● HOW TO COMPLETE THIS TASK:
Please copy each line from the entries that contains the string "Tango".
[Opening EXERCISE MATERIAL section]
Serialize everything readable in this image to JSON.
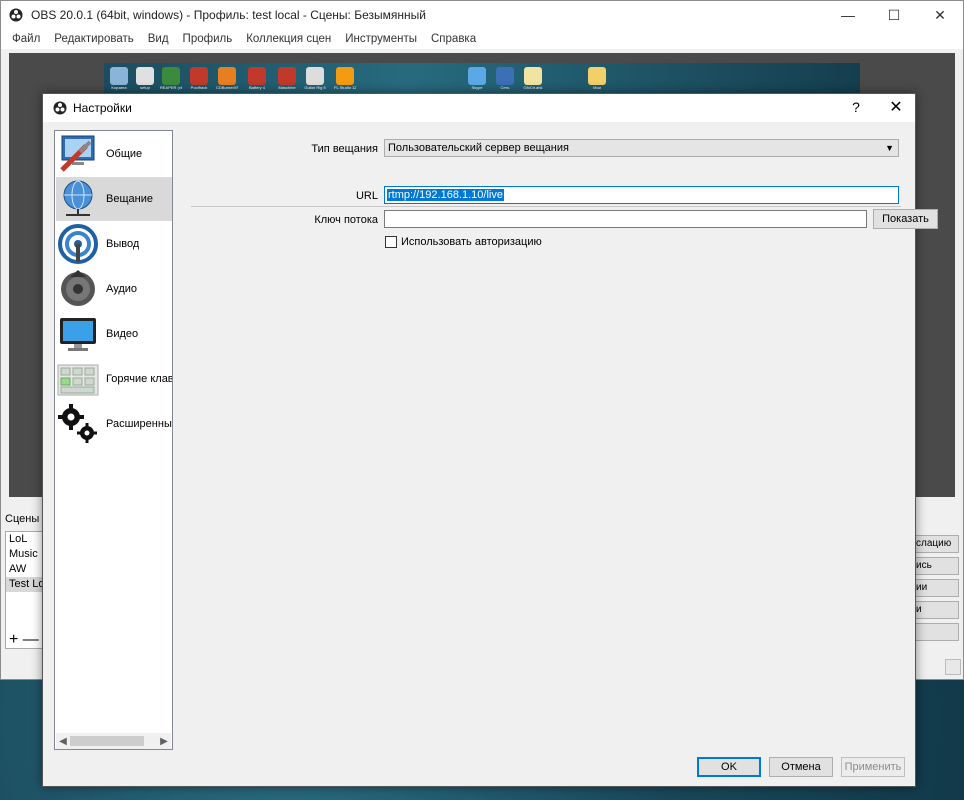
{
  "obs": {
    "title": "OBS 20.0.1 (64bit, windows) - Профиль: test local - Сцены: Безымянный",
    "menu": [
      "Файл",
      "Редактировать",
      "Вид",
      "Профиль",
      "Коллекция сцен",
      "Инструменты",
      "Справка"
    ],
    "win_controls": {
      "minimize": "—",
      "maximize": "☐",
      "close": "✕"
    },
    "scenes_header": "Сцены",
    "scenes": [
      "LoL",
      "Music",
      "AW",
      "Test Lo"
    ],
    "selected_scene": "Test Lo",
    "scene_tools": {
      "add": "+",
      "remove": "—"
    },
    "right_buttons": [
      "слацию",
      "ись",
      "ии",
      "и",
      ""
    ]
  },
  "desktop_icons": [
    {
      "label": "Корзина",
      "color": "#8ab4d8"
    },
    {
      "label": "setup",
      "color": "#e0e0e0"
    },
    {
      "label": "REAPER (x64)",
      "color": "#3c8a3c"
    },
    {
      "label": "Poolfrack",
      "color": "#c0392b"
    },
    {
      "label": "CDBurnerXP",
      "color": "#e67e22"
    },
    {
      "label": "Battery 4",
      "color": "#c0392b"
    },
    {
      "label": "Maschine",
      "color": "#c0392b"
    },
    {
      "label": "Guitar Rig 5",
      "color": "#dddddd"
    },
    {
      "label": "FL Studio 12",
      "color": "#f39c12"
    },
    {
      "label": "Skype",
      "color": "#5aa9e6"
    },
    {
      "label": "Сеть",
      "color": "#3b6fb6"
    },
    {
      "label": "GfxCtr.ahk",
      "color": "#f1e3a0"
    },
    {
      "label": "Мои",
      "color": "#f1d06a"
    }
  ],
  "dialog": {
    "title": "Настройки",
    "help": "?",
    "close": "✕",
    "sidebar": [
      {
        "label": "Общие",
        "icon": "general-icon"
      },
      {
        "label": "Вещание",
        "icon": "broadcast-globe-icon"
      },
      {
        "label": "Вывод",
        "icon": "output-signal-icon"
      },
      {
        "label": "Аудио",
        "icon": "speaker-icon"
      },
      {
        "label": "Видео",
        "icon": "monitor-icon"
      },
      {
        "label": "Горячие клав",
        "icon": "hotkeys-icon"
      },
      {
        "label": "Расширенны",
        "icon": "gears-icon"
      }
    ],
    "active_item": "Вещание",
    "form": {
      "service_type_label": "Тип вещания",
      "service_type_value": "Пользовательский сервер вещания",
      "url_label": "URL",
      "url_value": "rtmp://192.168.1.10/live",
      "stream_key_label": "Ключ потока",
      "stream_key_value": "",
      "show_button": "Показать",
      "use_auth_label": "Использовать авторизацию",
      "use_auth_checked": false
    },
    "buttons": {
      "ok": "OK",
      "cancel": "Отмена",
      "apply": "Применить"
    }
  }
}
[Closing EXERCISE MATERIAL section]
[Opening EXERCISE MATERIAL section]
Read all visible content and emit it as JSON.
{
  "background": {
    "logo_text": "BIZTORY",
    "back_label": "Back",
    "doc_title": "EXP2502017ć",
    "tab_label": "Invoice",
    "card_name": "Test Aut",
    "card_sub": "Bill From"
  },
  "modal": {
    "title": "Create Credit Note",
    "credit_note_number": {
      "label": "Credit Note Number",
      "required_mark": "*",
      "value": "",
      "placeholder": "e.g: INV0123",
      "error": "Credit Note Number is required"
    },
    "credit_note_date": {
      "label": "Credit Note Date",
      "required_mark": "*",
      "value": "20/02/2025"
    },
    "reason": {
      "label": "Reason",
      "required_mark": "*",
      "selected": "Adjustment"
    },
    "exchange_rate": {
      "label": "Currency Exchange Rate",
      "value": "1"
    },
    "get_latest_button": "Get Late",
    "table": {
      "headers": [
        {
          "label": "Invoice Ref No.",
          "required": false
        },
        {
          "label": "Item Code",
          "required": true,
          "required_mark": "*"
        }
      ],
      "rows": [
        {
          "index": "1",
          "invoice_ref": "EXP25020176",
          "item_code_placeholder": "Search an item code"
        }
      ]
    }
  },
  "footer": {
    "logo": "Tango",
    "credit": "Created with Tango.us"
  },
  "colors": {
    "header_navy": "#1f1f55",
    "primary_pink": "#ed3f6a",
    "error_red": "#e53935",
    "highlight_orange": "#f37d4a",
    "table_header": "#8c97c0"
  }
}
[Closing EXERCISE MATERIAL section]
● EXPECTED ANSWER:
    "logo": "Tango",
    "credit": "Created with Tango.us"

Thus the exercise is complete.